From Publishers Weekly Master caterer Sarah Laden is barely holding her life together as a widow with two difficult sons—recalcitrant teen Nate and troubled fifth-grader Danny—when the unthinkable happens. Her best friend and neighbor, Courtney Kendrick, is arrested in a child sex abuse scandal. Courtney's husband has vanished; their 11-year-old son, Jordan, is in the hospital recovering from a suicide attempt; and across the street Nate is finding, in Jordan's backpack, evidence of unthinkable abuse. Kittle (Traveling Light; Two Truths and a Lie) crafts a disturbing but compelling story line, as Sarah, Nate and Jordan uncover and come to terms with the horror in alternating chapters. Sarah, for instance, is shocked to learn that she dropped off food for the Kendricks' sex parties; Jordan must decide whether or not he wants to continue a relationship with his mother—who insists she's innocent—if and when she gets acquitted. Kittle's research sits awkwardly in expository dialogue—"One in four girls and one in six boys are sexually abused before their eighteenth birthdays," intones the detective who will later become Sarah's love interest—but it doesn't slow the momentum. Though the movement is toward healing, there are bumpy roads ahead for everybody in this melodramatic but gripping read. (Jan.)

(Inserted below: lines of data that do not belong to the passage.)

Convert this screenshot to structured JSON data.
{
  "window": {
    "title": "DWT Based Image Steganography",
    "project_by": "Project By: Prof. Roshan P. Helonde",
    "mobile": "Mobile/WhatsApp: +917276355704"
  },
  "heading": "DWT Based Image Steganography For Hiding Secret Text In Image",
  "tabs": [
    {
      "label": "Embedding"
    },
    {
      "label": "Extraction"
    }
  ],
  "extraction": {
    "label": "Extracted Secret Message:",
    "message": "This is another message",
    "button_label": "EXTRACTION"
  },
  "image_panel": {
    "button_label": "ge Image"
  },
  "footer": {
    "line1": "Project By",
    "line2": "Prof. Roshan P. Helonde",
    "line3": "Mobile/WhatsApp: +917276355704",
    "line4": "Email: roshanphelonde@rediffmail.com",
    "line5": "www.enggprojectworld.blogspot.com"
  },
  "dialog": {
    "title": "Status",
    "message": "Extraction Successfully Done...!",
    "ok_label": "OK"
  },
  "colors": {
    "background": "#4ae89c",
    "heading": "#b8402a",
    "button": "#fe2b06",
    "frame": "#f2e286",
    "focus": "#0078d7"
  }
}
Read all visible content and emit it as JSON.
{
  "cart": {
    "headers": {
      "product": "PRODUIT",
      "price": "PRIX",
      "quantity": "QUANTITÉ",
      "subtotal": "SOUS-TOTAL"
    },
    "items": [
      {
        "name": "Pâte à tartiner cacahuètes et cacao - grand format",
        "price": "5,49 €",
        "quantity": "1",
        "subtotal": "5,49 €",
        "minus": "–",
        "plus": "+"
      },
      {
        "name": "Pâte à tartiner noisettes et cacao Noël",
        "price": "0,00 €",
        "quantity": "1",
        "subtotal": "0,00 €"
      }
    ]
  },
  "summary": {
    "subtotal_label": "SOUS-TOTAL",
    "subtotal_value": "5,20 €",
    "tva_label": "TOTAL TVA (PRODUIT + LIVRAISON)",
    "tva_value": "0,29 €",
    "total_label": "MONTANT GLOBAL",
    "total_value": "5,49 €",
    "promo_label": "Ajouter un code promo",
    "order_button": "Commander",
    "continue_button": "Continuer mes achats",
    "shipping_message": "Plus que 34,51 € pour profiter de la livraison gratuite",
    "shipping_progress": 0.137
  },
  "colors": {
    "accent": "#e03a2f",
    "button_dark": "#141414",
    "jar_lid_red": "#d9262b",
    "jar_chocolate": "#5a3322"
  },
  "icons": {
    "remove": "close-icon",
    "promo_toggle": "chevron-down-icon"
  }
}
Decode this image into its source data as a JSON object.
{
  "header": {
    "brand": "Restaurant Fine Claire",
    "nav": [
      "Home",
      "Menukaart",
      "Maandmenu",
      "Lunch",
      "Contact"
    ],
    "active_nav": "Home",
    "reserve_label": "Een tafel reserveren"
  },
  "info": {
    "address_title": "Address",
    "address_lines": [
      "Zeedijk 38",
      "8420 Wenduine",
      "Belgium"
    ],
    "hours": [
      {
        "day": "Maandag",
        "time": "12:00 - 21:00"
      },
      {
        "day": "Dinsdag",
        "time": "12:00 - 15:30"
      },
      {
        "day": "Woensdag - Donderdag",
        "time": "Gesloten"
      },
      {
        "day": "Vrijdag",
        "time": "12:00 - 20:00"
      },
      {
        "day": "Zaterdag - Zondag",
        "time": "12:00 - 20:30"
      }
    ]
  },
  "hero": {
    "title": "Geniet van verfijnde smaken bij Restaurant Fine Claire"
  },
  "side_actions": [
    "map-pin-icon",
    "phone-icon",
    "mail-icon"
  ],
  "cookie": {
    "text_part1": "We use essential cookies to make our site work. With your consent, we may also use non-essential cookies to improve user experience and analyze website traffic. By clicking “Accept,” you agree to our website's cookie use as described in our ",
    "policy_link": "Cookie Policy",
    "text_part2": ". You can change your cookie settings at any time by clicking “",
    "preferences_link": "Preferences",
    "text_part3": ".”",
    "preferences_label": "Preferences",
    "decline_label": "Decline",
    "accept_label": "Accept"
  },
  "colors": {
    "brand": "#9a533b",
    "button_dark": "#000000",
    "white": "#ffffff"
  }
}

My Review Readability: This is a compelling read. I started this book late one evening and was up way too late reading! I began reading the book again once I awoke. Overall: Last night before bed I started this book. I read until after midnight and dreamed about this book all night. I woke up and finished the book before noon. It was a disturbing subject matter, but very well written. It kept me wanting to know what happened. It was the story an abused child and his journey to recovery and his experience with the legal, foster care and social services agencies. Being a social worker in a social services agency, I find this type of book very compelling. I rate this book 4.5/5 = Recommended / A good read. ...more
This is the story of migration, love and loss as two women (Adelina and Juana) find the path of their lives crossing. Juana’s family suffers a tragedyThis is the story of migration, love and loss as two women (Adelina and Juana) find the path of their lives crossing. Juana’s family suffers a tragedy which greatly affects Juana’s relationship with her mother. Juana’s father, Miguel leaves to go to the United States to find work and money for the family. Juana and her mother struggle greatly in the absence of Miguel. After two years, Juana leaves Mexico to search for her father.
Juana is befriended by a young woman, Adelina in a Tijuana jail. Adelina was born in the United States and came to Mexico with her boyfriend. The two make plans to leave their life in Mexico behind them and go to the United States. Juana is desperate to find her father and find out why he did not return to Mexico as he had promised.
The story is told in alternating chapters by Juana the young girl living in Mexico in poverty with her mother and Adelina a 30 year old social worker in Los Angeles.
This is a debut novel by Reyna Grande. I love discovering new authors! I can only imagine the Reyna Grande enhanced the story by using some of her personal life to shape this story. When Reyna was 5 years old her parents immigrated to the United States and left her and her siblings in the care of their grandmother. At the age of nine, Reyna immigrated to the United States to be with her parents. She currently resides in Los Angeles. Author’s Website is http://www.reynagrande.com/
My Review: This book was recommended to by my friend, Syd. I thought the writing was good. The book was engaging and had a good flow to the story. The descriptions of life in Mexico were interesting and heartbreaking. I felt a bit confused in the middle of the story by the alternating chapters by the two women, Juana and Adelina. The author quickly brings it all together and it all makes perfect sense. Once everything started to come together, I had a hard time putting the book down. Once again I stayed up too late reading! 4/5 – Recommended/ A Good Read.
I have not read Brick Lane, so I cannot compare this work to Monica Ali’s previous work. This book struggled to hold my attention, especially towards I have not read Brick Lane, so I cannot compare this work to Monica Ali’s previous work. This book struggled to hold my attention, especially towards the middle. I found the characters to be interesting, but never developed to a level where I cared what happened to them. I thought some great issues were touched on in the book such as: immigrant slavery/labor force and mental illness. The diverse restaurant workers all had a story of their immigration, but the lack of development of them was a real missed opportunity to me.
I found myself feeling like I was always getting just a piece of the story. I wanted to know more about Gabe’s mother and her illness/life, more of the story of the lives of the diverse immigrant work force. I didn’t really find Gabe’s recollections of the time he spent with his father at the Mill to add much to the story.
I struggled to keep picking up this book. I wasn’t too concerned about getting back to Gabe. The story does start to gain some momentum towards the end as Gabe spirals into what I can only guess is a manic episode. But as quickly as Gabe’s manic episode began it ends very abruptly without any real intervention. The momentum of the ending came a bit too late for me!
3/5 – OK/ An Average Read (the ending caused me to bump the book up from a less than satisfying rating)